"What hashtags should I use?"
Commit to including 10-15 different hashtags in your posts throughout the week.
"What types of post will you publish during the week?"
Decide ahead of time what types of posts you will publish on specific days of the week. Knowing what you’re going to post ahead of time will keep you from second-guessing.
After you've shared on Instagram for several weeks or more, it's also a good idea to keep an eye on your Instagram analytics. This way you can see what content is resonating best with your audience.
Time: Expect to spend 2-3 hours building your Instagram posting plan.
Alright, now it’s time for you to have some fun.
For the third week, you’ll want to implement the plan you created. Publish your posts, and spend time connecting with people and organizations in your community and responding to comments on your posts.
Time: The range of time for this step may take you 1-3 hours. The amount of time you or a member of your staff or a volunteer spends will depend upon his or her skills and experience getting images ready and writing eye-catching captions.
Here’s the main thing you need to know about social media: It’s social.
For better or worst, people in your community are using Instagram to share life with others. They’re sharing images of their daily life, and they’re interacting with others.
To get the most out of Instagram and make meaningful connections with people in your community, you’ll need to spend time on Instagram.
Every week, you’ll need to follow these two points we highlighted above:
There will be weeks when you or whoever is overseeing your social media accounts will not be able to be social on Instagram. But don’t sweat it.

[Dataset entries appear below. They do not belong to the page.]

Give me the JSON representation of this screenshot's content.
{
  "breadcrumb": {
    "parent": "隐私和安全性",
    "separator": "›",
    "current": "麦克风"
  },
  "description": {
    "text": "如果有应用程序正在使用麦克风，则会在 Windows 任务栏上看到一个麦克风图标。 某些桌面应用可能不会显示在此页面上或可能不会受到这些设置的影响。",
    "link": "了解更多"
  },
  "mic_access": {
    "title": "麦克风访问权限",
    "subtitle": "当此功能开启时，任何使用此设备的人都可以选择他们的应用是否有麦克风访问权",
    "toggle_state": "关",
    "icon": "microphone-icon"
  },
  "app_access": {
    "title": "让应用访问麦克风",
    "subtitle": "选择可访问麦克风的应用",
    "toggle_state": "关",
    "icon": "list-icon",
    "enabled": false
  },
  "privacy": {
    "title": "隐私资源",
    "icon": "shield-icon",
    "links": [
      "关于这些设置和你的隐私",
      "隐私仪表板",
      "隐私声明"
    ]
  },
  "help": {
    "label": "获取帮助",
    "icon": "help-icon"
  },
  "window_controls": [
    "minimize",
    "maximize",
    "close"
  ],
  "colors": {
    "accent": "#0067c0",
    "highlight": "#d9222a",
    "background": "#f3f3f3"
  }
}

The big idea we'd like for you to walk away with is that you’ll need to plan on spending time on Instagram every week to reach people in your community with the gospel.